(d) The left edge of the strap 26 is turned under itself so as the left edge of the strap 26 is even with the right edge of the strap 24 at the joint 28, forming the loop 18;
(e) A 3/8 inch seam 30 is stitched at the joint 28 through three layers of the strap 16 inside the just-formed loop 18; The strap 16 has been configured as a circle and is opened out.
(f) The loop 18 is positioned to the left side of the seam 30 on top of the strap 16;
(g) A second seam 32 is stitched on the inside of the loop 18 through two layers of the strap 16 at a point 21/2 inches to the left of the first seam 30.
As pointed out above, this invention retains and retracts the cord of an electric iron when the iron is used on a common ironing board. A narrow, flat elastic strap is stretched around the wide end of an ironing board. A small, built-in loop remains on top of the board.

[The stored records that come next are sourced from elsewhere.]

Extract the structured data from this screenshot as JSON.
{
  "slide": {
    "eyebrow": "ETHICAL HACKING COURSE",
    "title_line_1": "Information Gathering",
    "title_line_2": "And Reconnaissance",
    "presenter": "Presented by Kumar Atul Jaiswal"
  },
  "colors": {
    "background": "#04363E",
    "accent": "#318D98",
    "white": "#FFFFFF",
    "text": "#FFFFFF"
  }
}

The plug of an iron is inserted through the loop and then plugged into an electric outlet. A weight is fastened to the iron's cord with Velcro tabs. This invention improves on previous solutions to the problem of an iron's cord impeding the use of an electric iron in the following ways:
(a) It can be used in conjunction with existing products;
(b) It will fit any ironing board;
(c) It can be used with any cover;
(d) It does not impede the changing of the board cover;
(e) It is simple to use;
(f) It requires no assembly;
(g) It provides an inexpensive solution to an existing need;
(h) It is extremely durable and reliable;
(i) It does not in and of itself constrict the use of the iron;
(j) It has been enthusiastically received in the commercial market;
(k) It is attractive in appearance.
It can be seen that the invention provides a highly reliable, durable and economical means to restrain and retract the cord of an electric iron during the process of ironing.
|Cited Patent||Filing date||Publication date||Applicant||Title|
|US1599124 *||Jan 30, 1925||Sep 7, 1926||Gottfried Fisler||Electric-current cord holder|
|US1665316 *||Feb 8, 1927||Apr 10, 1928||Matthews Blanche E||Electric-iron cord control|
|US2506246 *||Oct 3, 1947||May 2, 1950||Trem Stovers Bessie||Ironing cord holder|
|US3214851 *||Jan 24, 1964||Nov 2, 1965||Webster Georgia D||Ironing accessory|
|US3250030 *||May 14, 1965||May 10, 1966||Lapastora Juanito A||Device for ironing laundry|
|US3266760 *||Jun 1, 1964||Aug 16, 1966||Kordaway Company Inc||Electric cord takeup apparatus|
|US3321068 *||Oct 22, 1965||May 23, 1967||Clinical Products Inc||Thermometer set|
|US3481570 *||Jan 2, 1968||Dec 2, 1969||Shettel Ralph E||Domestic ironing|
|US3866869 *||Oct 9, 1973||Feb 18, 1975||Woods Carroll E||Cord retractor for electric iron|
|US4612717 *||Jul 18, 1985||Sep 23, 1986||Alvarez Linda F||Retaining guide for electric iron cord|
|US4815683 *||Oct 19, 1987||Mar 28, 1989||Laureen Ferrante||Holder for remote control units for TV,VCR and the like|
|Citing Patent||Filing date||Publication date||Applicant||Title|
|US6076789 *||Jul 7, 1998||Jun 20, 2000||Jackson; Barry D.||Instrument holster and kit|
|US7959240 *||Jun 14, 2011||Smith Randell E||Wall-mounted appliance cabinet with appliance supports, an electrical outlet and a cord management system|
|US8272335 *||Sep 23, 2008||Sep 25, 2012||Hewlett-Packard Development Company, L.P.||Tabletop cable management|
|US20080169251 *||Jan 15, 2008||Jul 17, 2008||Randy Smith||Wall-mounted appliance cabinet with appliance supports, an electrical outlet and a cord management system|
|US20090178844 *||Jul 16, 2009||Mike Derocher||Tabletop Cable Management|
|CN102684131A *||Mar 11, 2011||Sep 19, 2012||海洋王照明科技股份有限公司||Lamp and cable follow-falling device|
|CN102684131B *||Mar 11, 2011||Jan 13, 2016||海洋王照明科技股份有限公司||一种灯具电缆随降装置|
|U.S. Classification||248/51, 248/205.2|
|Feb 6, 1995||FPAY||Fee payment|
Year of fee payment: 4
|Jun 16, 1999||REMI||Maintenance fee reminder mailed|
|Nov 21, 1999||LAPS||Lapse for failure to pay maintenance fees|
|Feb 1, 2000||FP||Expired due to failure to pay maintenance fee|
Effective date: 19991119